[Website and app data records]
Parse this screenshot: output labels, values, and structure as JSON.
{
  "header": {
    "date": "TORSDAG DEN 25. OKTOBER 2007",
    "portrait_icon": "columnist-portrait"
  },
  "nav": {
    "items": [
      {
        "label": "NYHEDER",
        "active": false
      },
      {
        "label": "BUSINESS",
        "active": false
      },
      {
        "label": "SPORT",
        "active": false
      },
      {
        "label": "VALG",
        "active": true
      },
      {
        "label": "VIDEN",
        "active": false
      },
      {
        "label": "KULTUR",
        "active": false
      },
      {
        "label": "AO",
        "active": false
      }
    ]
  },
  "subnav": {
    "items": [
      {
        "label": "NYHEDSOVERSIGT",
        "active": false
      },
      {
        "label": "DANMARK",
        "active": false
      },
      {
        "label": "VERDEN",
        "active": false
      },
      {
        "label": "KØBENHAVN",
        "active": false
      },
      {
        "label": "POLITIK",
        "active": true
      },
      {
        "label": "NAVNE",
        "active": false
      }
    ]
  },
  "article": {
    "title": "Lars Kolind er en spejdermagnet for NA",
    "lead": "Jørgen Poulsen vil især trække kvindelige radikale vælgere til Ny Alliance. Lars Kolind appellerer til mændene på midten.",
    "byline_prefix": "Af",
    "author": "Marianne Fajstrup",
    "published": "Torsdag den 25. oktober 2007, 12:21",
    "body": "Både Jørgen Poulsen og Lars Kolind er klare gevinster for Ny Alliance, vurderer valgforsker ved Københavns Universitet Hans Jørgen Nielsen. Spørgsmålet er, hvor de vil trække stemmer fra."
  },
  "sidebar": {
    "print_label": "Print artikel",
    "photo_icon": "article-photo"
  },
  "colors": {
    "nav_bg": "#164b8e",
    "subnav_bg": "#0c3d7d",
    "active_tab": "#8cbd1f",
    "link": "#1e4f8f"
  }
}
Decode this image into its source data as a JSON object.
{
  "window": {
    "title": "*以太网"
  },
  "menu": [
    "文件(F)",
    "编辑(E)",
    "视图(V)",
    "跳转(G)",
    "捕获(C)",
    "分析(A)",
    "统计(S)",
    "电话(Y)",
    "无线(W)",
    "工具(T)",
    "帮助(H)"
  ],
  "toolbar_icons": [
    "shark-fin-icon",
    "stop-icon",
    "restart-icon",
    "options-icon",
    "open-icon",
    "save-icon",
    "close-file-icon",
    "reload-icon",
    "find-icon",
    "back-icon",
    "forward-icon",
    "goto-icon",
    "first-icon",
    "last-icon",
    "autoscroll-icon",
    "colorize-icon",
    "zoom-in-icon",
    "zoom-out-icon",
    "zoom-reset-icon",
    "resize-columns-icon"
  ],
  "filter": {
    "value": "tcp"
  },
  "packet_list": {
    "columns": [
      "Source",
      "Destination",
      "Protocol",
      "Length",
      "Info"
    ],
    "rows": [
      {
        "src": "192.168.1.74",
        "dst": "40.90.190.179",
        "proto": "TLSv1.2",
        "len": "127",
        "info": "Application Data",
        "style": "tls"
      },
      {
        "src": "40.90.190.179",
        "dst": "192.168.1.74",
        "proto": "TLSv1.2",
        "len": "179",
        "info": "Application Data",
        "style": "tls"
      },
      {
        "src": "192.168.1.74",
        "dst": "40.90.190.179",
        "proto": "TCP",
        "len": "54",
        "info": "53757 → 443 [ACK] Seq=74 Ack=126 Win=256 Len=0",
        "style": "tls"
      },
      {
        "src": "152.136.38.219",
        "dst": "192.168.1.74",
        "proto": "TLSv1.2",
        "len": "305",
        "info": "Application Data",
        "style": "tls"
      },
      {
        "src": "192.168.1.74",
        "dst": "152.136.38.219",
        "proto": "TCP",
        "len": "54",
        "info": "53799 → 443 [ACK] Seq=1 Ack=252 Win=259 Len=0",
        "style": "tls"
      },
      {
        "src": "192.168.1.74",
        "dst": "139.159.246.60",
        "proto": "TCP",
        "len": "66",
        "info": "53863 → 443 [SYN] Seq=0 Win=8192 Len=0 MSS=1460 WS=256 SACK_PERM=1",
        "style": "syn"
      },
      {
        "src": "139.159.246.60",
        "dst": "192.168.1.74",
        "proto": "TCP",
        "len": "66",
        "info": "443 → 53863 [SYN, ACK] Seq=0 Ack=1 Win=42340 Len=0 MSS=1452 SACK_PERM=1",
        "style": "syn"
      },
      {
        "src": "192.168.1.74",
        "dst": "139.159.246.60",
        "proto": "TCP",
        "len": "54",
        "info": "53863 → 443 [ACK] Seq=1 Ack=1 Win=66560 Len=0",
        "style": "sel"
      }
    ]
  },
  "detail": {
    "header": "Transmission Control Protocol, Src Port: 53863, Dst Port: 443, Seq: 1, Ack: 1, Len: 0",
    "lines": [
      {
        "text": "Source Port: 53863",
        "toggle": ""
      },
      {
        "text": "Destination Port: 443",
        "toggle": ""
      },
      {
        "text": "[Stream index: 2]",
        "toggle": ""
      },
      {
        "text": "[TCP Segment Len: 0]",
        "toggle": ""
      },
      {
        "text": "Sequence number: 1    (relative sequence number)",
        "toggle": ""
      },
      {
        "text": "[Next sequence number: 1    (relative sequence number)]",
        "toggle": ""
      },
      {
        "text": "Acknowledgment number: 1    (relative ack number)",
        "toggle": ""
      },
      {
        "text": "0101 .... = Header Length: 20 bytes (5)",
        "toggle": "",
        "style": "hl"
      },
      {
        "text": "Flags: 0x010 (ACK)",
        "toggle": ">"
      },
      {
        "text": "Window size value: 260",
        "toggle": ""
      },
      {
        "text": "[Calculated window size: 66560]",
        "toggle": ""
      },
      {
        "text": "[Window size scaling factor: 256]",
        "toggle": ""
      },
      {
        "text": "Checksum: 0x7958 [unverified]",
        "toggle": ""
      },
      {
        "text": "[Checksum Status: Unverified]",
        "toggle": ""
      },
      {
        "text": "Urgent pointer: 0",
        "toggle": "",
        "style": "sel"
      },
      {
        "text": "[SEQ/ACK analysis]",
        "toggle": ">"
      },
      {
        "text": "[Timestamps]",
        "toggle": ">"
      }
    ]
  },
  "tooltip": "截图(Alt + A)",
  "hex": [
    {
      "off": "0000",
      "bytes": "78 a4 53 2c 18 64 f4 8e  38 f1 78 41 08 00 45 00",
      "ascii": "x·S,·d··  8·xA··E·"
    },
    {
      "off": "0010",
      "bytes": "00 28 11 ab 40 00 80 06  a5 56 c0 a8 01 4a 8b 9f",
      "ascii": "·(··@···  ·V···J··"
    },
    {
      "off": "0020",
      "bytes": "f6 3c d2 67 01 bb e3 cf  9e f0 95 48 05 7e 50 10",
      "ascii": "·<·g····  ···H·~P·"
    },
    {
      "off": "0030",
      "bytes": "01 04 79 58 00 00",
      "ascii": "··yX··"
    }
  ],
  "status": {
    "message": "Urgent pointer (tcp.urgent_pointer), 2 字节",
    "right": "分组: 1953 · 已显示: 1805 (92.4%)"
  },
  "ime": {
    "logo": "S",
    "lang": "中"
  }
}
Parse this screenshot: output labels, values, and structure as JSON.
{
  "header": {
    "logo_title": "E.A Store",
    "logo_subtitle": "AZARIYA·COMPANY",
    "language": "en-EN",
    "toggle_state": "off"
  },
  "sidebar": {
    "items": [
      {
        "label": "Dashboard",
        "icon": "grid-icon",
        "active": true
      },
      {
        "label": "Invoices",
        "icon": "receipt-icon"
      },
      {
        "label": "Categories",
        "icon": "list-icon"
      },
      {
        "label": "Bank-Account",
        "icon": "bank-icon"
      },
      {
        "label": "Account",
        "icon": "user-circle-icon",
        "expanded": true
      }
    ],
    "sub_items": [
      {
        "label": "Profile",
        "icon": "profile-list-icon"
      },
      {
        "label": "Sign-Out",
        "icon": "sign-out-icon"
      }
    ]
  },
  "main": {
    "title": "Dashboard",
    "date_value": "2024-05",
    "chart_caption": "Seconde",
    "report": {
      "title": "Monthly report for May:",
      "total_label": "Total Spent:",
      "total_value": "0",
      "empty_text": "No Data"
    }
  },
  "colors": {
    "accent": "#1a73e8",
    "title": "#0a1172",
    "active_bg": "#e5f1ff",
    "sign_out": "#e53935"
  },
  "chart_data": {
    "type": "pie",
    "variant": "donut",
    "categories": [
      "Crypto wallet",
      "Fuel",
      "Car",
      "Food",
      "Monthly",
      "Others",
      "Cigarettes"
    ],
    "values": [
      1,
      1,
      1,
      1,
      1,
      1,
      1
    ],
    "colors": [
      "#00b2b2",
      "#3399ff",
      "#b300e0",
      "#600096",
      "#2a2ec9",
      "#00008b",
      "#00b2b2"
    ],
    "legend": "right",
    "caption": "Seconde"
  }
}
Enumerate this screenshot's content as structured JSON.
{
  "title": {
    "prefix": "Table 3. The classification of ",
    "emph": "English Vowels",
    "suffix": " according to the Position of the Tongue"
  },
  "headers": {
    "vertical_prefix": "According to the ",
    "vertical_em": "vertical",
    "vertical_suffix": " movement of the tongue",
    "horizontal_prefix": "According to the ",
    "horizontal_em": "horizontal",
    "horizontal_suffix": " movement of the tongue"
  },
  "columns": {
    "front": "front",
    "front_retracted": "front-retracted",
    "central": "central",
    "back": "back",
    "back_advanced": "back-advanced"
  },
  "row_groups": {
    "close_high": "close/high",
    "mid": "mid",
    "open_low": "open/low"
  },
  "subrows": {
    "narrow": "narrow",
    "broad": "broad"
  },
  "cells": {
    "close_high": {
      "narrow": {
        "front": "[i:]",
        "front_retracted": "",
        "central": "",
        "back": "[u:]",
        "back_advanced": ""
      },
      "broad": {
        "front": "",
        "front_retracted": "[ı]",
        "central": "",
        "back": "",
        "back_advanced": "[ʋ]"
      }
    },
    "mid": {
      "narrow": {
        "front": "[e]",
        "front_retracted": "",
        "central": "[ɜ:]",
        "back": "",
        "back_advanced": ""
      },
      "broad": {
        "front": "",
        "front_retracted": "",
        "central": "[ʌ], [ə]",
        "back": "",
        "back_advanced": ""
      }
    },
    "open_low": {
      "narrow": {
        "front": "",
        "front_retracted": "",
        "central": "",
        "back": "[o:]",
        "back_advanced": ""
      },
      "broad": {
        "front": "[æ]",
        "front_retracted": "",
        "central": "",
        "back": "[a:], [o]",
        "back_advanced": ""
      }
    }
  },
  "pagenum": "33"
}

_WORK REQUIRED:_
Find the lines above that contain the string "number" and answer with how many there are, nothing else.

_THE COMPLETED TASK:_
3